> What is expected
For the word "视频水印添加大师", state how many lines of the records include it, with no other text.

##### Supplied information

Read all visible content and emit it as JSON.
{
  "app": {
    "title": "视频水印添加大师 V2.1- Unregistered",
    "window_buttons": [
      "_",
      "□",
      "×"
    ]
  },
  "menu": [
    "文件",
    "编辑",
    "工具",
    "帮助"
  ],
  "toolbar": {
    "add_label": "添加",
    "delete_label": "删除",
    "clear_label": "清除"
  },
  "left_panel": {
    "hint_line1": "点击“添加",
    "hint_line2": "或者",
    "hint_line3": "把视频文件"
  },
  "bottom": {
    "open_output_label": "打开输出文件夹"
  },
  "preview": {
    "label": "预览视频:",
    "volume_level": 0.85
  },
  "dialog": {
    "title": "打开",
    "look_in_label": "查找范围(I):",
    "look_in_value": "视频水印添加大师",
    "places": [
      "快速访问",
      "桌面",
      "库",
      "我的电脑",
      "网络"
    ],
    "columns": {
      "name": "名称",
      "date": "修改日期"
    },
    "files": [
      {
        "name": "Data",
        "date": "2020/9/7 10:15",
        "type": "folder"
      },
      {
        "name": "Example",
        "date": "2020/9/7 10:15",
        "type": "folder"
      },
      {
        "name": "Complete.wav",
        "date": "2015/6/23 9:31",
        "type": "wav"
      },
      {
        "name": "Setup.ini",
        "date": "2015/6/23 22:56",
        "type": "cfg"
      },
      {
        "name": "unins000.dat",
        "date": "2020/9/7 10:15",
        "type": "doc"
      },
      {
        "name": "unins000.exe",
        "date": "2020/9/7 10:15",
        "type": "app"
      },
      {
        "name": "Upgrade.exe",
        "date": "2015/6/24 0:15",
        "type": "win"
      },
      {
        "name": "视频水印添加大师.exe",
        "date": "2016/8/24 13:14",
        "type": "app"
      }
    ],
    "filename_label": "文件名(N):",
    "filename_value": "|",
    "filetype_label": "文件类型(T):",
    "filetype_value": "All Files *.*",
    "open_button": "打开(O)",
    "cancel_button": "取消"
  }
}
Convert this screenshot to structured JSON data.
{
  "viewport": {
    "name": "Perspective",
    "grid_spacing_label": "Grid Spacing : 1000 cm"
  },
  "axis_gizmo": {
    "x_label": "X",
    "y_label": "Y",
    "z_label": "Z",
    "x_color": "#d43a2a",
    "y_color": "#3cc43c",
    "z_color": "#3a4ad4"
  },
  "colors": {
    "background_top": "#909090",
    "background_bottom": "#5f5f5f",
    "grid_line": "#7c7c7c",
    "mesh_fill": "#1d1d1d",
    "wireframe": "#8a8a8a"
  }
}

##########

> Exercise solution
3